Two decades ago, the sun played a rather spooky Halloween trick when it unleashed a series of massive solar storms in late October 2003, some of which hit the Earth. With little warning, three massive and very intense sunspot groups emerged on the sun's surface in late October, with the largest measuring over 13 times the size of Earth. Due to their extreme size and complex structure, 17 major solar flares accompanied the sudden increase in sunspots.
A Day for the Record Books
On October 28, the largest of the sunspots ejected an enormous solar flare—one of the largest ever recorded at the time. Magnetic energy and a fast-moving burst of gas called a coronal mass ejection (CME) came from the sun's outer atmosphere, and was quickly followed by a geomagnetic storm, which grew to become the sixth most intense storm in over 70 years. Less than 24 hours later, the sun produced another powerful Earth-directed CME with another extreme geomagnetic storm following quickly on its heels.
While the Earth's atmosphere protects us from the dangerous high-energy particles and radiation that solar flares produce, technological systems around the world and in space experienced the full effects of the flares and subsequent geomagnetic storms. Satellites, GPS, and radio communication experienced problems or outages due to the severe activity.
Tricks and Treats
The storms affected over half of all Earth-orbiting spacecrafts, intermittently disrupting satellite TV and radio services, also while damaging a Japanese scientific satellite beyond repair. The solar activity also sent several deep-space missions into safe mode or complete shutdown, and destroyed the Martian Radiation Environment Experiment aboard NASA's Mars Odyssey orbiter. At the height of the storms, astronauts aboard the International Space Station had to take cover from the high radiation levels, which had only happened twice before in the mission's history.

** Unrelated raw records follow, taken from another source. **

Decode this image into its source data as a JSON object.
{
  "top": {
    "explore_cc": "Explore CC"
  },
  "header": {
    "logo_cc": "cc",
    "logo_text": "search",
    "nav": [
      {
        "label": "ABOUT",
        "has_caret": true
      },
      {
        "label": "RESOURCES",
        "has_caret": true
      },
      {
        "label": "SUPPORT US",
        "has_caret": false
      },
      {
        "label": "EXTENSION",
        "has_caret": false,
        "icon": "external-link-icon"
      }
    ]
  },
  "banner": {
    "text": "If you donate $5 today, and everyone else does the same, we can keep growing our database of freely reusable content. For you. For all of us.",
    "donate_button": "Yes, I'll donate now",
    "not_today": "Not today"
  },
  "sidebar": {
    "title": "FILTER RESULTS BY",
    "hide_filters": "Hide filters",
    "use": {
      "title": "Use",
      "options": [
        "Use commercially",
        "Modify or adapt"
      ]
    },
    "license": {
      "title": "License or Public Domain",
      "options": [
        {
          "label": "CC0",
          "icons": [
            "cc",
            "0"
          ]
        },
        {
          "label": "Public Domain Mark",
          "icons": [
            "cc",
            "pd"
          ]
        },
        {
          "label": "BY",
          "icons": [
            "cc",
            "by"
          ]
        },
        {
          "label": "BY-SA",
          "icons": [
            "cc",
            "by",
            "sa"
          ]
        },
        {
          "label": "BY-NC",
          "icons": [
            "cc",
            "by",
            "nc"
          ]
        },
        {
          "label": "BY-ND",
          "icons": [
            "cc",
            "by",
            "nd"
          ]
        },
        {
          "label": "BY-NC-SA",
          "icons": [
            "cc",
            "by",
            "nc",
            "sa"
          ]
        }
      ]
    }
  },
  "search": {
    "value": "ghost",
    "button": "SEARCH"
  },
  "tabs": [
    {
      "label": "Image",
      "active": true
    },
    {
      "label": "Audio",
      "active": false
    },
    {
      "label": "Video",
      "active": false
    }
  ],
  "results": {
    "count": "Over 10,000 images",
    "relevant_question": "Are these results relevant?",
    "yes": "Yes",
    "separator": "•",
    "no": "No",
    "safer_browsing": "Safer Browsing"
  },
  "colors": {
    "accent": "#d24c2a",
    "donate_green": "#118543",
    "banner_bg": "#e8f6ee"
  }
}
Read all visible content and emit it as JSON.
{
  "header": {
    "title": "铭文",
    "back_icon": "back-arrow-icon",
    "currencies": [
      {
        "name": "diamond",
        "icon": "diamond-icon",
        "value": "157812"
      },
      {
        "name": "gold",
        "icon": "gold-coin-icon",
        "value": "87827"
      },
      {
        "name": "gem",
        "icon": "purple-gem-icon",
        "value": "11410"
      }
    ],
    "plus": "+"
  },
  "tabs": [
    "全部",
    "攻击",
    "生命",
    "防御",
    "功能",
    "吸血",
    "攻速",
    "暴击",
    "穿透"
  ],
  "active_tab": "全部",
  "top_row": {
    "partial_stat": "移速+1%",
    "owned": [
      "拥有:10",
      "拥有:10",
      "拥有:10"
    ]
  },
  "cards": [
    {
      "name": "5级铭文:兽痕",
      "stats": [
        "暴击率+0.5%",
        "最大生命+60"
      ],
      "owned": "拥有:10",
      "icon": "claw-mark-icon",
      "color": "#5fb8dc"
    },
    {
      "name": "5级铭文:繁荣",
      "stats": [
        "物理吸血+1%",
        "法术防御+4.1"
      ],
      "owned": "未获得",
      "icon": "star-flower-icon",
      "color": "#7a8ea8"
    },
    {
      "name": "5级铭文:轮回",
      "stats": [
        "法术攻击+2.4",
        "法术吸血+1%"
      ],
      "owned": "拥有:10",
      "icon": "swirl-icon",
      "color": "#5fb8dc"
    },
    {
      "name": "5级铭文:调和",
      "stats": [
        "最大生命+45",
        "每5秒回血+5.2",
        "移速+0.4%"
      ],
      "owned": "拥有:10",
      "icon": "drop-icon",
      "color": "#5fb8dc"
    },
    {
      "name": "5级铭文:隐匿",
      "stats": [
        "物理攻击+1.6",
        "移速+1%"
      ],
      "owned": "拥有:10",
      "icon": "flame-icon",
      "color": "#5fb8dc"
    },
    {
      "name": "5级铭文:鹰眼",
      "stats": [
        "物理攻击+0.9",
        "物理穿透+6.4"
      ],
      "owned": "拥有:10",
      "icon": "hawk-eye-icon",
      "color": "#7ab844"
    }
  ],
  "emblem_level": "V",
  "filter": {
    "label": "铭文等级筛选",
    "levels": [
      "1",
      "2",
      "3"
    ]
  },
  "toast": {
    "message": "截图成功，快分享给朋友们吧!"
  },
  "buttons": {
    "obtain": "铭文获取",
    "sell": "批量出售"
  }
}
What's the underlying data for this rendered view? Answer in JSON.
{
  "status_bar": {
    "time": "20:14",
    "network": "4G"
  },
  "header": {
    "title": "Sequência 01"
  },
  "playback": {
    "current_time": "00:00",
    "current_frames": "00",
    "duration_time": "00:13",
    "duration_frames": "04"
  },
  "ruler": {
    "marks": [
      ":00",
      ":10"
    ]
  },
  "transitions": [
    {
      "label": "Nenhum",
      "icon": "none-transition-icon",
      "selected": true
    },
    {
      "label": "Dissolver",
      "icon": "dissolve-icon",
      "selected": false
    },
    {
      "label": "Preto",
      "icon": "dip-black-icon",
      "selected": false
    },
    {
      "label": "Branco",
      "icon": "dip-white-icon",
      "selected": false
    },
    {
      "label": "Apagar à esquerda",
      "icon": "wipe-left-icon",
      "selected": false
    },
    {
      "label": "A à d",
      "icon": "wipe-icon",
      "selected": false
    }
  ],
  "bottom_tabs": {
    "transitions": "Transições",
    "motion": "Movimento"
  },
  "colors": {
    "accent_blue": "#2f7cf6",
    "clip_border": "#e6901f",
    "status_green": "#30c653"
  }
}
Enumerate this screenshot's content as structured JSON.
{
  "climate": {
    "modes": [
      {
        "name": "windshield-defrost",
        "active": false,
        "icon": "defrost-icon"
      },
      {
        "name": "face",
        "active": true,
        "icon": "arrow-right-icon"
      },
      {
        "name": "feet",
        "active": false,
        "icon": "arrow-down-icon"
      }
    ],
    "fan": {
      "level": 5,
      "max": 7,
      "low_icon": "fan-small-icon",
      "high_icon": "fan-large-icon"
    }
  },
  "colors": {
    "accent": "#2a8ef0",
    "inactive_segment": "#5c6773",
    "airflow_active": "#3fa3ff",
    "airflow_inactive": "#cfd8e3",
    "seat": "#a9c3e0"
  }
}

The solar storms also led to communication problems for airline flights between North America and Asia flying over the North Pole, hence disrupting operations. Antarctic science groups had a full communications blackout for over five days. The storms also affected GPS systems used for surveying, deep-sea and land drilling, and other airline flights.
Despite the tricks played on our technological systems, the Great Halloween Solar Storms of 2003 also gave us a treat. The extreme and prolonged geomagnetic storms brought widespread middle and even low latitude aurorae with them on October 29 and 30. Aurora sightings occurred from California to Texas to Florida. People in Australia, central Europe, and even as far south as the Mediterranean countries also reported tremendous aurora viewing.
For more information on this storm event, see the Intense Space Weather Storms, October 19–November 7, 2003, Service Assessment.